Benefits: Strengthens the arms and abdominal muscles. Stretches the hips and groins.
Also Known As: One-leg-over-arm pose
1. Begin sitting in a comfortable, cross-legged position, such as sukhasana (easy pose), with the spine long and the shoulders stacked over the hips. Take several breaths here.
2. Lift your right shin off the floor with your hands. Cradle the lower leg in your arms, keeping the shin roughly parallel with the floor. You can place your right knee in the crook of your right elbow and your right foot in the crook of your left elbow, if possible. As an alternative, hold the right knee with your right hand and the left knee with your left hand or slide both arms under your calf and support the lower leg that way. Which ever configuration you choose, flex the right foot and try to keep sitting up straight and tall. Avoid rounding the spine forward or leaning too far backwards.
3. Rock the cradled right leg gently back and forth in the hip socket to loosen up your hip.
4. After spending a few breaths moving your leg, come back to center. Release the right arm from the right knee.
5. Thread the right arm under the right knee, placing the right hand on the ground just outside the right buttock. Keep the right arm bent at the elbow and the back of your right knee resting on your upper arm.

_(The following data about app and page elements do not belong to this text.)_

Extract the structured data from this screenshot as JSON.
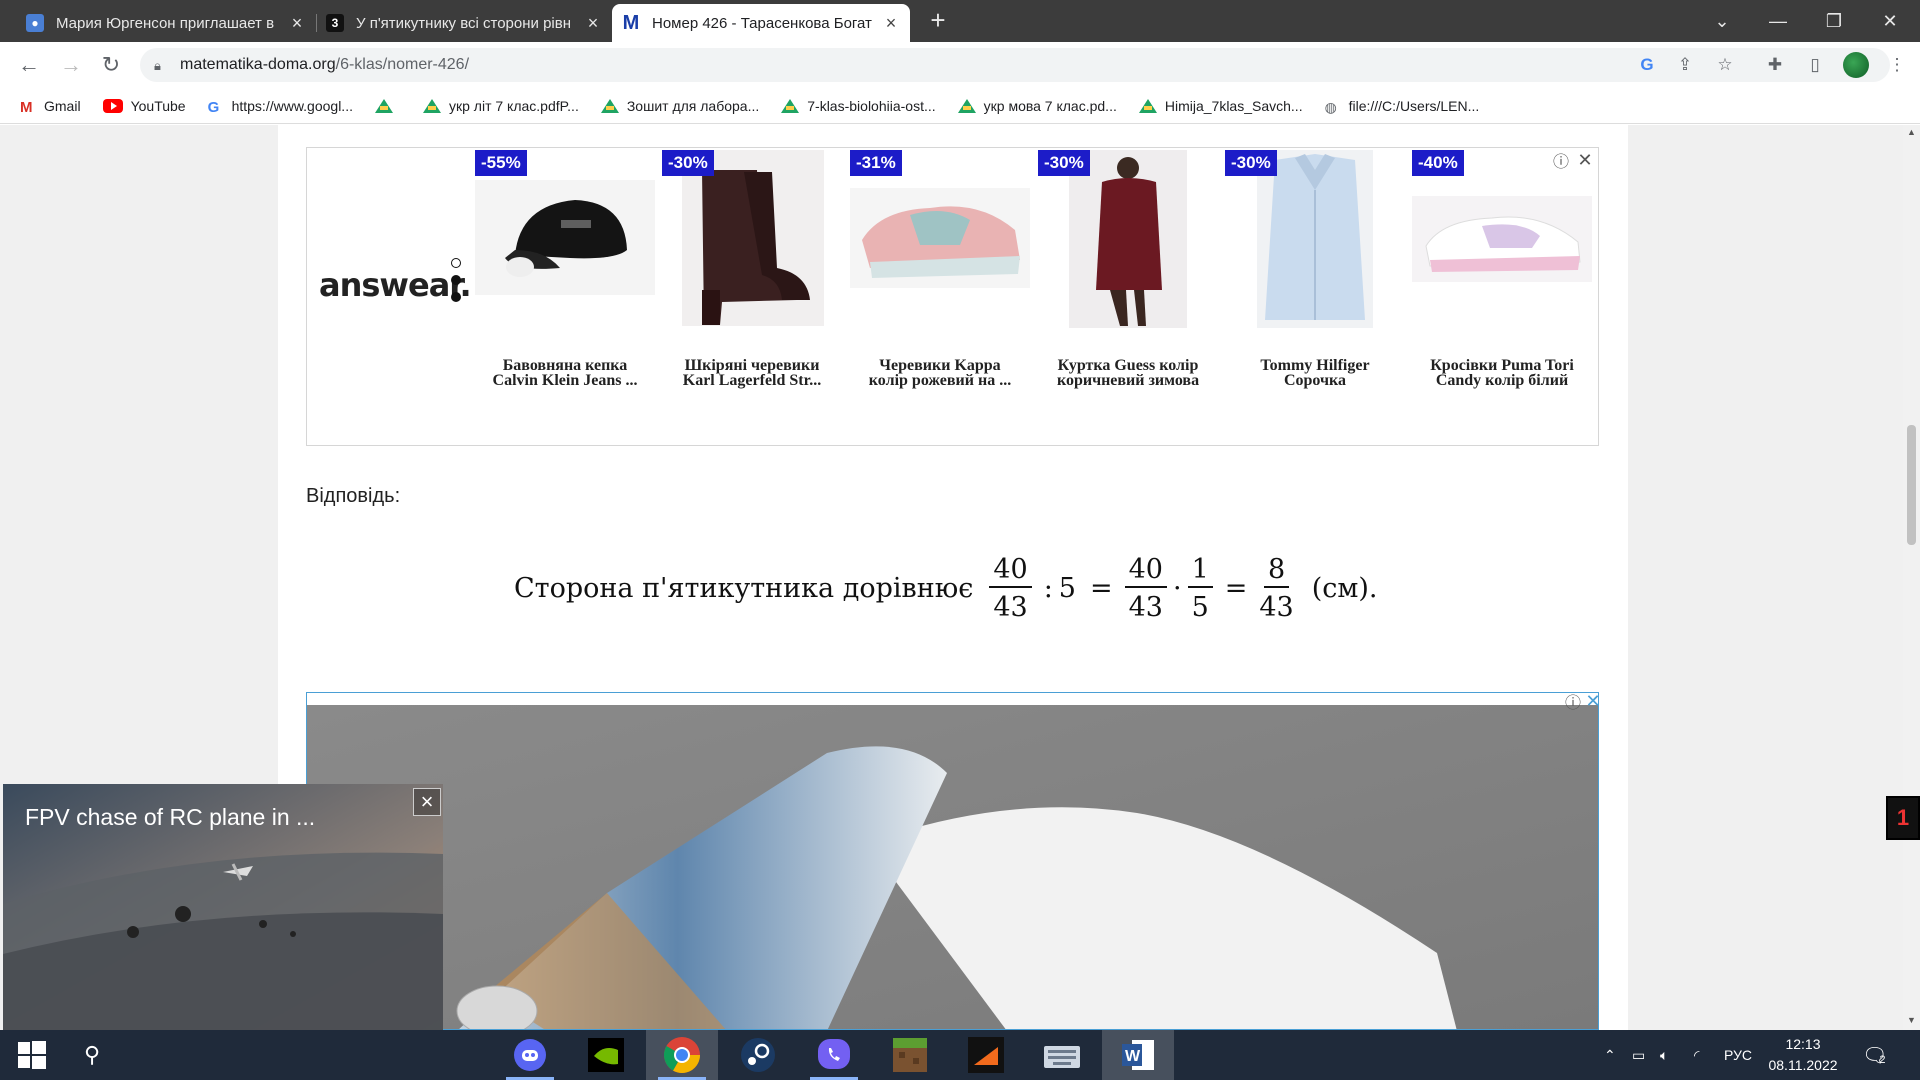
{
  "tabs": [
    {
      "title": "Мария Юргенсон приглашает в",
      "favicon": "contact-icon"
    },
    {
      "title": "У п'ятикутнику всі сторони рівн",
      "favicon": "3"
    },
    {
      "title": "Номер 426 - Тарасенкова Богат",
      "favicon": "M"
    }
  ],
  "url": {
    "host": "matematika-doma.org",
    "path": "/6-klas/nomer-426/"
  },
  "bookmarks": [
    {
      "label": "Gmail",
      "icon": "gmail-icon"
    },
    {
      "label": "YouTube",
      "icon": "youtube-icon"
    },
    {
      "label": "https://www.googl...",
      "icon": "google-icon"
    },
    {
      "label": "",
      "icon": "drive-icon"
    },
    {
      "label": "укр літ 7 клас.pdfP...",
      "icon": "drive-icon"
    },
    {
      "label": "Зошит для лабора...",
      "icon": "drive-icon"
    },
    {
      "label": "7-klas-biolohiia-ost...",
      "icon": "drive-icon"
    },
    {
      "label": "укр мова 7 клас.pd...",
      "icon": "drive-icon"
    },
    {
      "label": "Himija_7klas_Savch...",
      "icon": "drive-icon"
    },
    {
      "label": "file:///C:/Users/LEN...",
      "icon": "globe-icon"
    }
  ],
  "ad1": {
    "brand": "answear.",
    "products": [
      {
        "discount": "-55%",
        "name_line1": "Бавовняна кепка",
        "name_line2": "Calvin Klein Jeans ...",
        "color": "#111111"
      },
      {
        "discount": "-30%",
        "name_line1": "Шкіряні черевики",
        "name_line2": "Karl Lagerfeld Str...",
        "color": "#3b2323"
      },
      {
        "discount": "-31%",
        "name_line1": "Черевики Kappa",
        "name_line2": "колір рожевий на ...",
        "color": "#e9a9a9"
      },
      {
        "discount": "-30%",
        "name_line1": "Куртка Guess колір",
        "name_line2": "коричневий зимова",
        "color": "#6a1a22"
      },
      {
        "discount": "-30%",
        "name_line1": "Tommy Hilfiger",
        "name_line2": "Сорочка",
        "color": "#c7d9ec"
      },
      {
        "discount": "-40%",
        "name_line1": "Кросівки Puma Tori",
        "name_line2": "Candy колір білий",
        "color": "#f3f0f3"
      }
    ]
  },
  "answer": {
    "label": "Відповідь:",
    "text": "Сторона п'ятикутника дорівнює",
    "f1_num": "40",
    "f1_den": "43",
    "div": ":",
    "divisor": "5",
    "eq": "=",
    "f2_num": "40",
    "f2_den": "43",
    "dot": "·",
    "f3_num": "1",
    "f3_den": "5",
    "f4_num": "8",
    "f4_den": "43",
    "unit": "(см)."
  },
  "video": {
    "title": "FPV chase of RC plane in ..."
  },
  "side_widget": {
    "label": "1"
  },
  "taskbar": {
    "lang": "РУС",
    "time": "12:13",
    "date": "08.11.2022",
    "notifications": "2"
  }
}
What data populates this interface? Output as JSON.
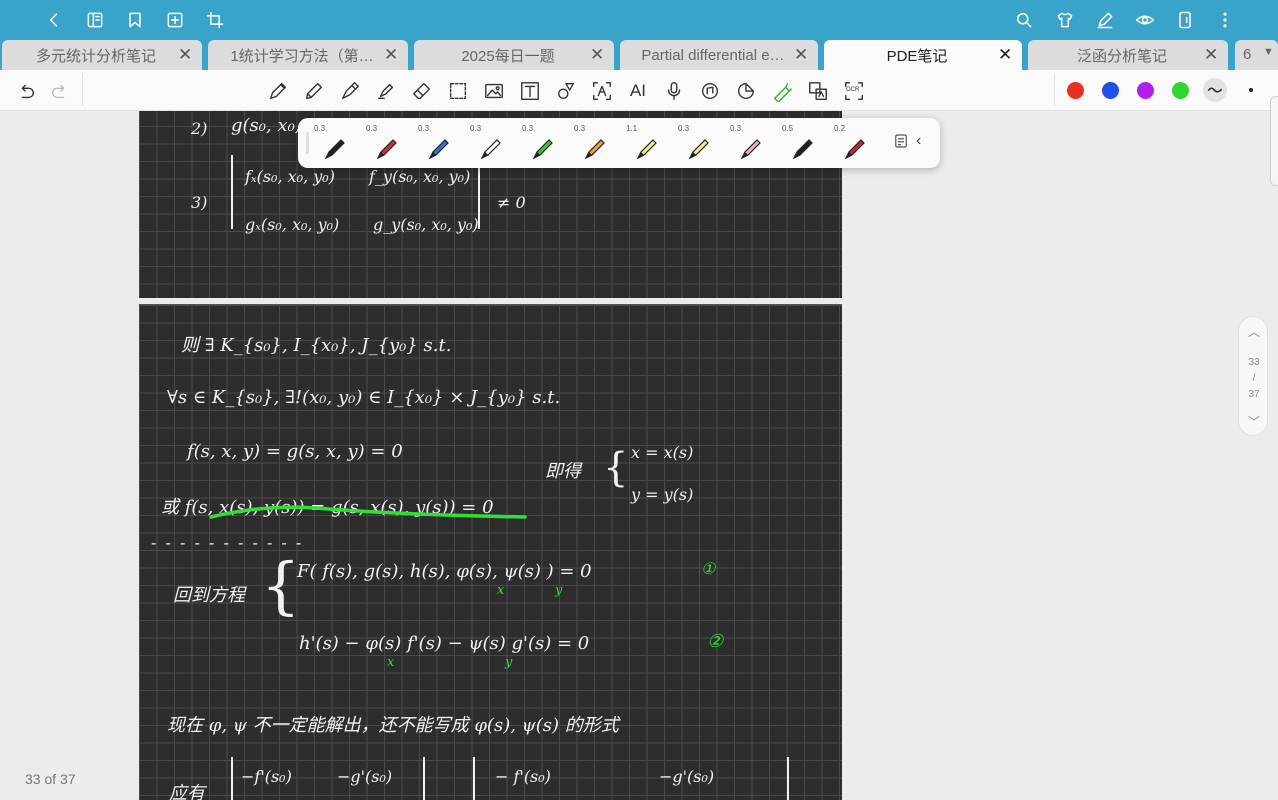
{
  "topbar": {
    "left_icons": [
      "back-icon",
      "book-icon",
      "bookmark-icon",
      "add-page-icon",
      "crop-icon"
    ],
    "right_icons": [
      "search-icon",
      "shirt-icon",
      "pen-mode-icon",
      "eye-icon",
      "phone-icon",
      "more-icon"
    ]
  },
  "tabs": [
    {
      "label": "多元统计分析笔记",
      "active": false
    },
    {
      "label": "1统计学习方法（第…",
      "active": false
    },
    {
      "label": "2025每日一题",
      "active": false
    },
    {
      "label": "Partial differential e…",
      "active": false
    },
    {
      "label": "PDE笔记",
      "active": true
    },
    {
      "label": "泛函分析笔记",
      "active": false
    },
    {
      "label": "6",
      "active": false
    }
  ],
  "toolbar": {
    "tools": [
      "pen-icon",
      "pencil-icon",
      "fountain-pen-icon",
      "highlighter-icon",
      "eraser-icon",
      "lasso-select-icon",
      "image-icon",
      "text-box-icon",
      "shape-icon",
      "text-recognize-icon",
      "ai-icon",
      "microphone-icon",
      "audio-note-icon",
      "sticker-icon",
      "laser-pen-icon",
      "translate-icon",
      "ocr-icon"
    ],
    "ai_label": "AI",
    "ocr_label": "OCR",
    "colors": [
      "#e8311f",
      "#1e4fe8",
      "#b11ee8",
      "#31d62e"
    ]
  },
  "pens": [
    {
      "size": "0.3",
      "color": "#222222"
    },
    {
      "size": "0.3",
      "color": "#d32f2f"
    },
    {
      "size": "0.3",
      "color": "#2f6fd3"
    },
    {
      "size": "0.3",
      "color": "#ffffff"
    },
    {
      "size": "0.3",
      "color": "#2ecc2e"
    },
    {
      "size": "0.3",
      "color": "#f0a030"
    },
    {
      "size": "1.1",
      "color": "#f3ef7a"
    },
    {
      "size": "0.3",
      "color": "#f3ef7a"
    },
    {
      "size": "0.3",
      "color": "#f1a8d0"
    },
    {
      "size": "0.5",
      "color": "#222222"
    },
    {
      "size": "0.2",
      "color": "#c62828"
    }
  ],
  "page1": {
    "l2": "2)",
    "l2_text": "g(s₀, x₀,",
    "l3": "3)",
    "det_fx": "fₓ(s₀, x₀, y₀)",
    "det_fy": "f_y(s₀, x₀, y₀)",
    "det_gx": "gₓ(s₀, x₀, y₀)",
    "det_gy": "g_y(s₀, x₀, y₀)",
    "neq": "≠ 0"
  },
  "page2": {
    "line1": "则 ∃ K_{s₀},  I_{x₀},  J_{y₀}     s.t.",
    "line2": "∀s ∈ K_{s₀},   ∃!(x₀, y₀) ∈ I_{x₀} × J_{y₀}     s.t.",
    "line3": "f(s, x, y) = g(s, x, y) = 0",
    "line4": "或 f(s, x(s), y(s)) = g(s, x(s), y(s)) = 0",
    "jide": "即得",
    "sys1": "x = x(s)",
    "sys2": "y = y(s)",
    "dashes": "- - - -   -   -   -   -   -   -   -",
    "huidao": "回到方程",
    "eq1": "F( f(s), g(s), h(s), φ(s), ψ(s) ) = 0",
    "eq1_x": "x",
    "eq1_y": "y",
    "eq1_num": "①",
    "eq2": "h'(s) − φ(s) f'(s) − ψ(s) g'(s) = 0",
    "eq2_x": "x",
    "eq2_y": "y",
    "eq2_num": "②",
    "line_note": "现在 φ, ψ 不一定能解出，还不能写成 φ(s), ψ(s) 的形式",
    "yingyou": "应有",
    "m1": "−f'(s₀)",
    "m2": "−g'(s₀)",
    "m3": "− f'(s₀)",
    "m4": "−g'(s₀)"
  },
  "pager": {
    "current": "33",
    "sep": "/",
    "total": "37",
    "label": "33 of 37"
  }
}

6. You can use your left hand on the right foot to work the right calf as close as possible to the right shoulder. The back of your right thigh will be on the back of your right upper arm. The higher up you can get the calf on your arm, the smoother the rest of the pose will be.
7. Straighten and extend the left leg on the floor in front of you, as in a half staff pose (dandasana).
8. Release the left arm and place your left hand on the floor outside the left thigh. Your two hands should be parallel.
9. Inhale deeply and engage your core and extended left leg. On an exhalation, press into both palms and lift your butt and left leg off the floor. The palms of your hands are the only remaining points of contact with the ground.
10. Stay up for several breaths. Keeping the muscles of the left leg hugging to the bone and the left foot flexed will make it easier to keep that leg lifted off the floor.
11. Release to the ground on an exhalation.
12. Return to easy pose and take at least five breaths before trying the other side. Since the pose is dependent on your hip and groin flexibility in getting your leg high up on your arm, you will probably find that one side is easier than the other. Try to notice this difference but not make judgments based on it.
Beginners: If you are beginner, this pose may seem quite impossible. But if you encounter it in a mixed-level class, for instance, it is helpful to follow along as each step builds the flexibility and strength you need for the eventual final posture. Doing the first three steps listed here would be very appropriate for a beginner and will do a lot to open the hips. As you progress, attempting to lift up will increase your core strength.